Because, like many men his age, Santiago has difficulty expressing his emotions and fears with words instead giving in to base desires and imposing his gigantically terrible positions on any given subject through unblinking violence. Typical. Anyway, he straps the marlin to the side of his skiff and hits the road home, ready to act like a total show off to everyone and probably gouge people on the price. But guess what? Pretty soon sharks begin to attack the bleeding marlin’s carcass, because as we all know, life is a tragic opera and just when you think you’ve finally found something good and true, sharks come along and rip it all to fucking shreds while dry humping your dignity with their crazy weird shark dicks.
Sure, Santiago tries killing a few of them, but drops his harpoon because his hands are just as old as he is. By nighttime, the sharks have pretty much eaten the entire marlin.
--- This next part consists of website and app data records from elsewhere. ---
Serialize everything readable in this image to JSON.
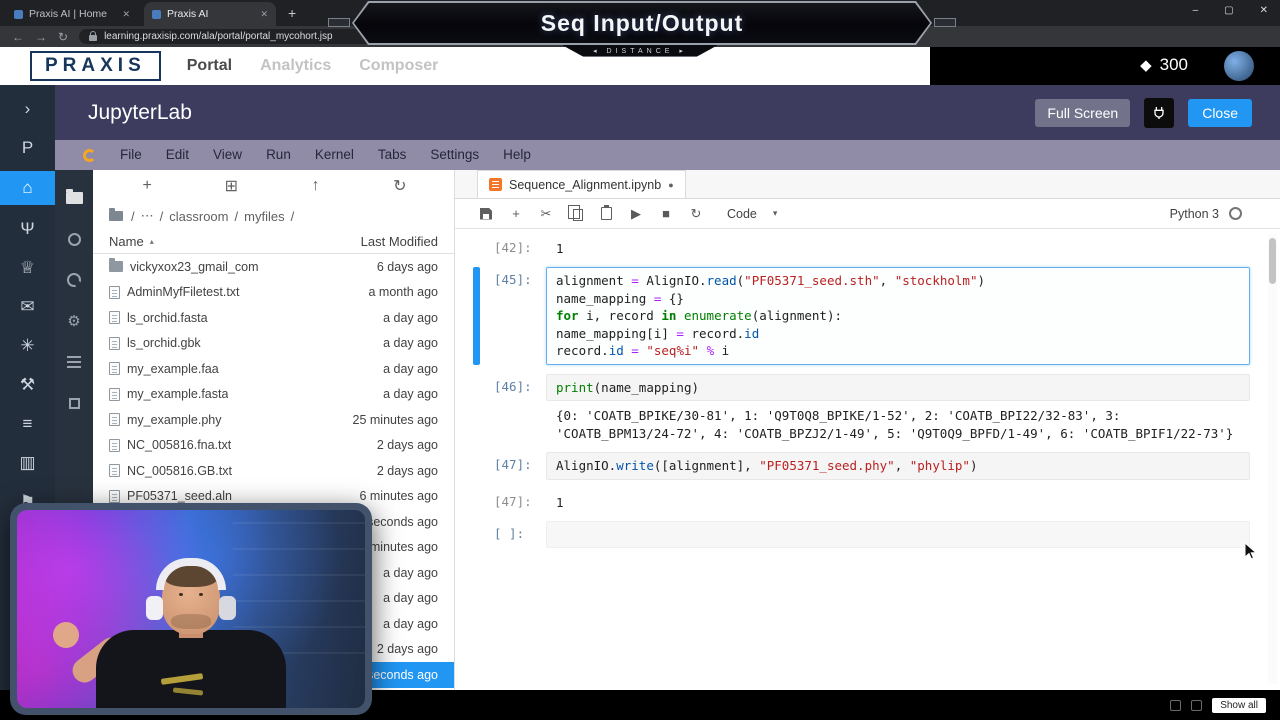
{
  "browser": {
    "tabs": [
      {
        "title": "Praxis AI | Home",
        "close_glyph": "✕"
      },
      {
        "title": "Praxis AI",
        "close_glyph": "✕"
      }
    ],
    "new_tab_glyph": "+",
    "nav": {
      "back": "←",
      "forward": "→",
      "reload": "↻"
    },
    "url": "learning.praxisip.com/ala/portal/portal_mycohort.jsp",
    "window_controls": [
      "–",
      "▢",
      "✕"
    ]
  },
  "stream_overlay": {
    "title": "Seq Input/Output",
    "subtitle": "◂ DISTANCE ▸"
  },
  "praxis": {
    "logo": "PRAXIS",
    "nav": [
      {
        "label": "Portal",
        "active": true
      },
      {
        "label": "Analytics",
        "active": false
      },
      {
        "label": "Composer",
        "active": false
      }
    ],
    "points": "300",
    "points_icon": "◆",
    "rail": [
      {
        "name": "chevron-right",
        "glyph": "›"
      },
      {
        "name": "praxis-p",
        "glyph": "P"
      },
      {
        "name": "home",
        "glyph": "⌂",
        "active": true
      },
      {
        "name": "branch",
        "glyph": "Ψ"
      },
      {
        "name": "trophy",
        "glyph": "♕"
      },
      {
        "name": "mail",
        "glyph": "✉"
      },
      {
        "name": "palette",
        "glyph": "✳"
      },
      {
        "name": "tools",
        "glyph": "⚒"
      },
      {
        "name": "list",
        "glyph": "≡"
      },
      {
        "name": "chart",
        "glyph": "▥"
      },
      {
        "name": "flag",
        "glyph": "⚑"
      },
      {
        "name": "close",
        "glyph": "×"
      }
    ]
  },
  "jupyter": {
    "title": "JupyterLab",
    "fullscreen_label": "Full Screen",
    "close_label": "Close",
    "menu": [
      "File",
      "Edit",
      "View",
      "Run",
      "Kernel",
      "Tabs",
      "Settings",
      "Help"
    ],
    "activity": [
      {
        "name": "file-browser",
        "shape": "folder",
        "active": true
      },
      {
        "name": "running-sessions",
        "shape": "ring"
      },
      {
        "name": "command-palette",
        "shape": "palette"
      },
      {
        "name": "property-inspector",
        "glyph": "⚙"
      },
      {
        "name": "open-tabs",
        "shape": "bars"
      },
      {
        "name": "extension-manager",
        "shape": "square"
      }
    ],
    "filebrowser": {
      "toolbar": [
        {
          "name": "new-launcher",
          "glyph": "+"
        },
        {
          "name": "new-folder",
          "glyph": "⊞"
        },
        {
          "name": "upload",
          "glyph": "↑"
        },
        {
          "name": "refresh",
          "glyph": "↻"
        }
      ],
      "breadcrumb": [
        {
          "label": "/"
        },
        {
          "label": "⋯"
        },
        {
          "label": "/"
        },
        {
          "label": "classroom"
        },
        {
          "label": "/"
        },
        {
          "label": "myfiles"
        },
        {
          "label": "/"
        }
      ],
      "columns": {
        "name": "Name",
        "modified": "Last Modified"
      },
      "sort_glyph": "▴",
      "files": [
        {
          "name": "vickyxox23_gmail_com",
          "modified": "6 days ago",
          "icon": "folder"
        },
        {
          "name": "AdminMyfFiletest.txt",
          "modified": "a month ago",
          "icon": "file"
        },
        {
          "name": "ls_orchid.fasta",
          "modified": "a day ago",
          "icon": "file"
        },
        {
          "name": "ls_orchid.gbk",
          "modified": "a day ago",
          "icon": "file"
        },
        {
          "name": "my_example.faa",
          "modified": "a day ago",
          "icon": "file"
        },
        {
          "name": "my_example.fasta",
          "modified": "a day ago",
          "icon": "file"
        },
        {
          "name": "my_example.phy",
          "modified": "25 minutes ago",
          "icon": "file"
        },
        {
          "name": "NC_005816.fna.txt",
          "modified": "2 days ago",
          "icon": "file"
        },
        {
          "name": "NC_005816.GB.txt",
          "modified": "2 days ago",
          "icon": "file"
        },
        {
          "name": "PF05371_seed.aln",
          "modified": "6 minutes ago",
          "icon": "file"
        },
        {
          "name": "",
          "modified": "seconds ago",
          "icon": "file"
        },
        {
          "name": "",
          "modified": "minutes ago",
          "icon": "file"
        },
        {
          "name": "",
          "modified": "a day ago",
          "icon": "file"
        },
        {
          "name": "",
          "modified": "a day ago",
          "icon": "file"
        },
        {
          "name": "",
          "modified": "a day ago",
          "icon": "file"
        },
        {
          "name": "",
          "modified": "2 days ago",
          "icon": "file"
        },
        {
          "name": "",
          "modified": "seconds ago",
          "icon": "file",
          "selected": true
        }
      ]
    },
    "notebook": {
      "tab_title": "Sequence_Alignment.ipynb",
      "dirty_glyph": "●",
      "toolbar": {
        "icons": [
          {
            "name": "save",
            "shape": "floppy"
          },
          {
            "name": "add-cell",
            "glyph": "+"
          },
          {
            "name": "cut-cell",
            "glyph": "✂"
          },
          {
            "name": "copy-cell",
            "shape": "copy"
          },
          {
            "name": "paste-cell",
            "shape": "paste"
          },
          {
            "name": "run-cell",
            "glyph": "▶"
          },
          {
            "name": "interrupt-kernel",
            "glyph": "■"
          },
          {
            "name": "restart-kernel",
            "glyph": "↻"
          }
        ],
        "cell_type": "Code",
        "caret": "▾",
        "kernel_name": "Python 3"
      },
      "cells": [
        {
          "kind": "output",
          "prompt": "[42]:",
          "text": "1"
        },
        {
          "kind": "code",
          "prompt": "[45]:",
          "selected": true,
          "lines": [
            [
              [
                "v",
                "alignment "
              ],
              [
                "op",
                "="
              ],
              [
                "v",
                " AlignIO."
              ],
              [
                "p",
                "read"
              ],
              [
                "v",
                "("
              ],
              [
                "s",
                "\"PF05371_seed.sth\""
              ],
              [
                "v",
                ", "
              ],
              [
                "s",
                "\"stockholm\""
              ],
              [
                "v",
                ")"
              ]
            ],
            [
              [
                "v",
                "name_mapping "
              ],
              [
                "op",
                "="
              ],
              [
                "v",
                " {}"
              ]
            ],
            [
              [
                "kw",
                "for"
              ],
              [
                "v",
                " i, record "
              ],
              [
                "kw",
                "in"
              ],
              [
                "v",
                " "
              ],
              [
                "b",
                "enumerate"
              ],
              [
                "v",
                "(alignment):"
              ]
            ],
            [
              [
                "v",
                "    name_mapping[i] "
              ],
              [
                "op",
                "="
              ],
              [
                "v",
                " record."
              ],
              [
                "p",
                "id"
              ]
            ],
            [
              [
                "v",
                "    record."
              ],
              [
                "p",
                "id"
              ],
              [
                "v",
                " "
              ],
              [
                "op",
                "="
              ],
              [
                "v",
                " "
              ],
              [
                "s",
                "\"seq%i\""
              ],
              [
                "v",
                " "
              ],
              [
                "op",
                "%"
              ],
              [
                "v",
                " i"
              ]
            ]
          ]
        },
        {
          "kind": "code",
          "prompt": "[46]:",
          "lines": [
            [
              [
                "b",
                "print"
              ],
              [
                "v",
                "(name_mapping)"
              ]
            ]
          ],
          "output": "{0: 'COATB_BPIKE/30-81', 1: 'Q9T0Q8_BPIKE/1-52', 2: 'COATB_BPI22/32-83', 3: 'COATB_BPM13/24-72', 4: 'COATB_BPZJ2/1-49', 5: 'Q9T0Q9_BPFD/1-49', 6: 'COATB_BPIF1/22-73'}"
        },
        {
          "kind": "code",
          "prompt": "[47]:",
          "lines": [
            [
              [
                "v",
                "AlignIO."
              ],
              [
                "p",
                "write"
              ],
              [
                "v",
                "([alignment], "
              ],
              [
                "s",
                "\"PF05371_seed.phy\""
              ],
              [
                "v",
                ", "
              ],
              [
                "s",
                "\"phylip\""
              ],
              [
                "v",
                ")"
              ]
            ]
          ]
        },
        {
          "kind": "output",
          "prompt": "[47]:",
          "text": "1"
        },
        {
          "kind": "code",
          "prompt": "[ ]:",
          "lines": []
        }
      ]
    }
  },
  "statusbar": {
    "show_all": "Show all"
  }
}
Only a bleach white skeleton remains, silently mocking him in the murky darkness. Santiago realizes he’s still unlucky. REALLY unlucky. (Duh!) He calls the sharks “dream killers”. Which isn’t really all that fair. I mean, the sharks were just doing their job and the marlin… Jesus, don’t even get me started on the marlin! It was just hanging out one day, minding its own business, maybe thinking about ways it could be a better provider for its family and WHAM! Harpoon in the brain. Who’s the “dream killer” now, fuckface? The hypocrisy is pretty much boundless at this point.
Eventually Santiago makes it ashore. Leaving the bones of the marlin and the boat, he hobbles to his shack. He makes it home and crashes, like I said, he’s super tired. The next morning a group of fishermen gather around Santiago’s boat. One measures the skeleton and, holy shit shingles! It’s over 18 feet! The head of the fish is given to Pedrico (strange that this is the first mention of him) and the other fishermen ask Manolin to send their glad tidings to the old man. Manolin brings Santiago newspapers and coffee when he wakes and they decide to fish together again. Many years later, there’s a Red Lobster Restaurant in nearly every city in America, offering a casual dining experience and convenient parking.”
Although this is enough to make you feel like busting down Ryan Reynolds’ door and demanding they speed up the filming process, the likelihood of more Deadpool teasers is pretty high and perhaps that may help us to get through this trying time in our lives without our proper dosage of DeadPool being administered daily. No matter what the case is, it’s pretty obvious that Deadpool 2 is going to be worth the wait and at least we have a new novel to consider reading in the meantime.